*ASSIGNMENT*. How many lines in the listing below include the word "your"? Reply with the count alone.
** Opening SUPPLIED DATA block **
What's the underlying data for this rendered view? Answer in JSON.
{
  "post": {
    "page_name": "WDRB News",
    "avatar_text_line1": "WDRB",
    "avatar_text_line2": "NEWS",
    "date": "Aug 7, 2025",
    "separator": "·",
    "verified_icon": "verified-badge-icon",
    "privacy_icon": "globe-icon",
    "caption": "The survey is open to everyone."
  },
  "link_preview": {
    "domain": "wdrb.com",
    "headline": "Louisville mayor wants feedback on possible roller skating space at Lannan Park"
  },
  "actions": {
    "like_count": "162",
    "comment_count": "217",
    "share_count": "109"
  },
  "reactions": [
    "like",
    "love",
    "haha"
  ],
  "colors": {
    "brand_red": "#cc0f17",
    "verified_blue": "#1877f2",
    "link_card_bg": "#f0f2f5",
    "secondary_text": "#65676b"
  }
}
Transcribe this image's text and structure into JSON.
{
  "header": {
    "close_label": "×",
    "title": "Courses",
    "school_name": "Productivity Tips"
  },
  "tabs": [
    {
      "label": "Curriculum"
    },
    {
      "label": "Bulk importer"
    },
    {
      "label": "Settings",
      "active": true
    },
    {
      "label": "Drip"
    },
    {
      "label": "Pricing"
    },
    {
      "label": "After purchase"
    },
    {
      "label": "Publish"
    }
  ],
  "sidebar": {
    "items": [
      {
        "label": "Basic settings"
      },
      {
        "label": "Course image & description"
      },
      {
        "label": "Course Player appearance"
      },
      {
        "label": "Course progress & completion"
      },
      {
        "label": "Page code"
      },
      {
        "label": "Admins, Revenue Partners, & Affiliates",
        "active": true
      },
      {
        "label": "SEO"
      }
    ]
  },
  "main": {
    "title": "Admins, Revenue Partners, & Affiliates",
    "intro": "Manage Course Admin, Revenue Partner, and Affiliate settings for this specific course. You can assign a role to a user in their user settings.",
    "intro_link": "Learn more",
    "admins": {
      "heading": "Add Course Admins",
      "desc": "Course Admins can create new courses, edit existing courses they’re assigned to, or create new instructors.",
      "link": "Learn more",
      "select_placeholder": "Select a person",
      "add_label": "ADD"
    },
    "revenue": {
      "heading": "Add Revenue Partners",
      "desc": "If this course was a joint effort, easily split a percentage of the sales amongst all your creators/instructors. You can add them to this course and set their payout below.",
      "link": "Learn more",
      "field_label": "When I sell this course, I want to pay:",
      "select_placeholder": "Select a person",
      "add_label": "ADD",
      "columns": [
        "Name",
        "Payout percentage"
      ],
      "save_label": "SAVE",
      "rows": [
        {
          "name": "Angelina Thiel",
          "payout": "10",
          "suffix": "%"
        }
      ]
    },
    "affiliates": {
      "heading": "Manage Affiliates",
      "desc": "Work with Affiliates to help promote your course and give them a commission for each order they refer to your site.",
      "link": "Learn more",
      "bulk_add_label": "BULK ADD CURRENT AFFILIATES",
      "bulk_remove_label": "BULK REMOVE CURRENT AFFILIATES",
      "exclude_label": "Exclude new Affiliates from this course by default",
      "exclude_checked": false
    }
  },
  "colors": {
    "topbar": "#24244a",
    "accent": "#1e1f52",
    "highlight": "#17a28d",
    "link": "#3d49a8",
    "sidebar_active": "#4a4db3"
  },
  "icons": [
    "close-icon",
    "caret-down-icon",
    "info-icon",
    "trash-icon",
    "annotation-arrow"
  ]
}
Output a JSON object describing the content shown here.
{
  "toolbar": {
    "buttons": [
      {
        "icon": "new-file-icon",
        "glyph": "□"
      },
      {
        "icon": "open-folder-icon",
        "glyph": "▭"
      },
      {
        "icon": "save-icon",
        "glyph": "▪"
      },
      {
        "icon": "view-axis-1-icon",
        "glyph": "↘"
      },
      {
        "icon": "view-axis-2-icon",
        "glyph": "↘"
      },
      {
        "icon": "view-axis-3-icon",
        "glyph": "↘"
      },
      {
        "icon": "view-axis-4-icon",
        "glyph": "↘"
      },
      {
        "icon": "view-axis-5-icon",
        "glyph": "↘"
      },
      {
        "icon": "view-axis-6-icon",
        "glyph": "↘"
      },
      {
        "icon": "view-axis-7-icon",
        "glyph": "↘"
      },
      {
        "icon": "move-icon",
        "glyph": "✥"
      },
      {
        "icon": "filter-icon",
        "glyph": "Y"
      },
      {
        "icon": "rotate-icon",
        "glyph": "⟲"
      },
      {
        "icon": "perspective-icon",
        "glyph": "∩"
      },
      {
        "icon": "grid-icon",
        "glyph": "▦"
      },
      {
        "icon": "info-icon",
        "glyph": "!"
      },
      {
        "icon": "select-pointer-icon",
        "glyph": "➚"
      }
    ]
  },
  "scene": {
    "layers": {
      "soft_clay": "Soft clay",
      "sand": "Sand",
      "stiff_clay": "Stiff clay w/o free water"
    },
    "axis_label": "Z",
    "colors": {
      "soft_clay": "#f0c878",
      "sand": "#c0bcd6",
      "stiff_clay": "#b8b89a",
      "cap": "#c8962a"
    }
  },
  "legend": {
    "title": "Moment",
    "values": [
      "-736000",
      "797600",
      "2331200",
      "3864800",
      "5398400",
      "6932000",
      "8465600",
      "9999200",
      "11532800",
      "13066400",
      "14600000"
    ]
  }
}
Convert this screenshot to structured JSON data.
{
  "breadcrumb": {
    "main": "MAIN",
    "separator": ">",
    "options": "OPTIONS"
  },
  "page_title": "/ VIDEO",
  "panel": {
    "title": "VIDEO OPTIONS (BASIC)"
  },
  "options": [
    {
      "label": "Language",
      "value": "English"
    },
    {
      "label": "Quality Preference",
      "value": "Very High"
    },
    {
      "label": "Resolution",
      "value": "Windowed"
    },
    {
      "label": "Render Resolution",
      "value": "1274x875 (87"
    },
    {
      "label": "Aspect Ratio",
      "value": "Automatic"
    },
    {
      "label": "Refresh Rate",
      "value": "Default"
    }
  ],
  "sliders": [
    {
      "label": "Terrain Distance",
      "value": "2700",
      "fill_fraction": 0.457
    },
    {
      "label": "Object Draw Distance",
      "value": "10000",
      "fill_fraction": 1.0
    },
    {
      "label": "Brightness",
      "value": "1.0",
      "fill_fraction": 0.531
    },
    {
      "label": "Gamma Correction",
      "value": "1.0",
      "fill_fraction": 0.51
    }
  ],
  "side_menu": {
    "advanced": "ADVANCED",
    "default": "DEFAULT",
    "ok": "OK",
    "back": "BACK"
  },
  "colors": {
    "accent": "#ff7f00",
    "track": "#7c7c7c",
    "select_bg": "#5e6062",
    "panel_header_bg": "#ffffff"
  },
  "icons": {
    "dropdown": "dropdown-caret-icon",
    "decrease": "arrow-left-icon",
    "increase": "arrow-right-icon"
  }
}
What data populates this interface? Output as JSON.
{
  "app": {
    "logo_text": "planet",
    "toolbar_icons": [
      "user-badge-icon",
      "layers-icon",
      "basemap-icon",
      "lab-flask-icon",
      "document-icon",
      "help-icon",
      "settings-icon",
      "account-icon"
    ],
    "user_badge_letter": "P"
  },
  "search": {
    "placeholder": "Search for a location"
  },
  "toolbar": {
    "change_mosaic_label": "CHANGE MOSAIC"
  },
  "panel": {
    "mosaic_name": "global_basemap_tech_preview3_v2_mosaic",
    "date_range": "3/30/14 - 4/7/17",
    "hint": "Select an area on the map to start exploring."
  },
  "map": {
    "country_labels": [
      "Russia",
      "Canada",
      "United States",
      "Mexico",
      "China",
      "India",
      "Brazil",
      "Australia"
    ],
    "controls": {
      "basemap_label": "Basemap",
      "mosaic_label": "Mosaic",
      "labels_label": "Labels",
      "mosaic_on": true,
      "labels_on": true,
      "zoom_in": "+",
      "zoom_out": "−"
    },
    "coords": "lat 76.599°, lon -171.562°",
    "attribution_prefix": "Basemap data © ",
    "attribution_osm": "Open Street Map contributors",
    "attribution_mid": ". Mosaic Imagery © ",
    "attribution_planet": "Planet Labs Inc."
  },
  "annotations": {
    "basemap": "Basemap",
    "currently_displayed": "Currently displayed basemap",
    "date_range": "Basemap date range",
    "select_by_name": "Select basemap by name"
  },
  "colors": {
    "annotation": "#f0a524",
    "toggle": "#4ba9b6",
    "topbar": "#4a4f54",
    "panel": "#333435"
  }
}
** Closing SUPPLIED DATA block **
*EXERCISE SOLUTION*. 2